→ **WHAT YOU WILL DO**: Using the records that follow, count the lines containing the word "JSON" and give that number only.

• • • • •

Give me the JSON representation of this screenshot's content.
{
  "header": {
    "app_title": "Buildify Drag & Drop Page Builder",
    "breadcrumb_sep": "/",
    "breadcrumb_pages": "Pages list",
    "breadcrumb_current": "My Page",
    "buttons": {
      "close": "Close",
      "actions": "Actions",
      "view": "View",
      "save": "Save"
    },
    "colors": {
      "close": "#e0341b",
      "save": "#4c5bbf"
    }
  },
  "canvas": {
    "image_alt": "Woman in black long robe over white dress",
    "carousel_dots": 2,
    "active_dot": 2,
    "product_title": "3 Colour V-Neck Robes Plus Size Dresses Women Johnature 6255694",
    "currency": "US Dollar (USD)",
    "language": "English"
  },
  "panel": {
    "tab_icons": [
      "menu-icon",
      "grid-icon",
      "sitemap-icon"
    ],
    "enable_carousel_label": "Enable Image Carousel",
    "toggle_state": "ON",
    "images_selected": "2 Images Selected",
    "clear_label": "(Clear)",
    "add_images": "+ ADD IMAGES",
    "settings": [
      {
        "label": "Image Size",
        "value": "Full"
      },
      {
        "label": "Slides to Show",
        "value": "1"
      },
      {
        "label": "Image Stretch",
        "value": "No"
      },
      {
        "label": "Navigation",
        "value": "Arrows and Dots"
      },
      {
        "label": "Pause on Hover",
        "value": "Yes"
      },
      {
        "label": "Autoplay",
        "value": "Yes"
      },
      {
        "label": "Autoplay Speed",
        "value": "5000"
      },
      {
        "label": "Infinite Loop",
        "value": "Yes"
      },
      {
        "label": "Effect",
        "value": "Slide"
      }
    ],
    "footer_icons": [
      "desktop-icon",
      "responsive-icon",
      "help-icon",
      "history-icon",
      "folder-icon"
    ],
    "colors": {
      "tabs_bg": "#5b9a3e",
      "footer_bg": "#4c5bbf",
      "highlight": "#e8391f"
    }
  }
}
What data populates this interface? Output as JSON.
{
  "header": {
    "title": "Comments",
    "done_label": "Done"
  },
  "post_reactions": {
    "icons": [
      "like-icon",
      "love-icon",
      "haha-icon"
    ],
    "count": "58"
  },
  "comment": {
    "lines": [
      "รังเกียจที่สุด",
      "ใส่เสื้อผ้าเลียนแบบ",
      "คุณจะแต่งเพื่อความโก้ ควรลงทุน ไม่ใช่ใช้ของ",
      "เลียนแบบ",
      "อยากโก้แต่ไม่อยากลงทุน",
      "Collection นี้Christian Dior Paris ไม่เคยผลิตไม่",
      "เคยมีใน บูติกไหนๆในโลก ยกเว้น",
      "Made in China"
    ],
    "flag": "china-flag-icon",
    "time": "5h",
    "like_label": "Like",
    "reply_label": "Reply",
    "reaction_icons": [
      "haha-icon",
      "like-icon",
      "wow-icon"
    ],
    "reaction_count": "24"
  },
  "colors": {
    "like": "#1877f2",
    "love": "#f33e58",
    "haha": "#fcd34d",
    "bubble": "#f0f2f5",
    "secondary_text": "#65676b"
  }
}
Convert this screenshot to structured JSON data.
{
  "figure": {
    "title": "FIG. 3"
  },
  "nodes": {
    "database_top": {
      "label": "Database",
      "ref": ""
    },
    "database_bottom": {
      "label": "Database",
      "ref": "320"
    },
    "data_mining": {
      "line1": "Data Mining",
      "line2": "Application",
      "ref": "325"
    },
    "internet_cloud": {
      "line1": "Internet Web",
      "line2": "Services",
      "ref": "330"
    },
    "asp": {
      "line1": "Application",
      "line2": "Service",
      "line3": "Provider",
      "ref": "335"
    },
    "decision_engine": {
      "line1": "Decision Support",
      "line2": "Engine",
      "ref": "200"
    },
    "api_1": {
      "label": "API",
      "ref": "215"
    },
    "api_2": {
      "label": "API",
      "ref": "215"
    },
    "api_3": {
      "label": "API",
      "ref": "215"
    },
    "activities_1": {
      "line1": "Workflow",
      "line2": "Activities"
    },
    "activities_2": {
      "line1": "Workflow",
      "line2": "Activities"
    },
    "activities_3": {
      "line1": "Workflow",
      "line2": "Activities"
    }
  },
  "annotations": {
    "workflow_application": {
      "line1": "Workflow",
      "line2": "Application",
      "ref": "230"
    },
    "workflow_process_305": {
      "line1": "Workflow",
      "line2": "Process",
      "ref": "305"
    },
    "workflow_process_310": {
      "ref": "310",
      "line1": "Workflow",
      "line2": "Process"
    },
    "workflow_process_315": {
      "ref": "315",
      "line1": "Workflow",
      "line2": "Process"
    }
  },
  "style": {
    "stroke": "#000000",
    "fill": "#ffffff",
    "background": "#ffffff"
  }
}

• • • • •

→ **YOUR SOLUTION**: 3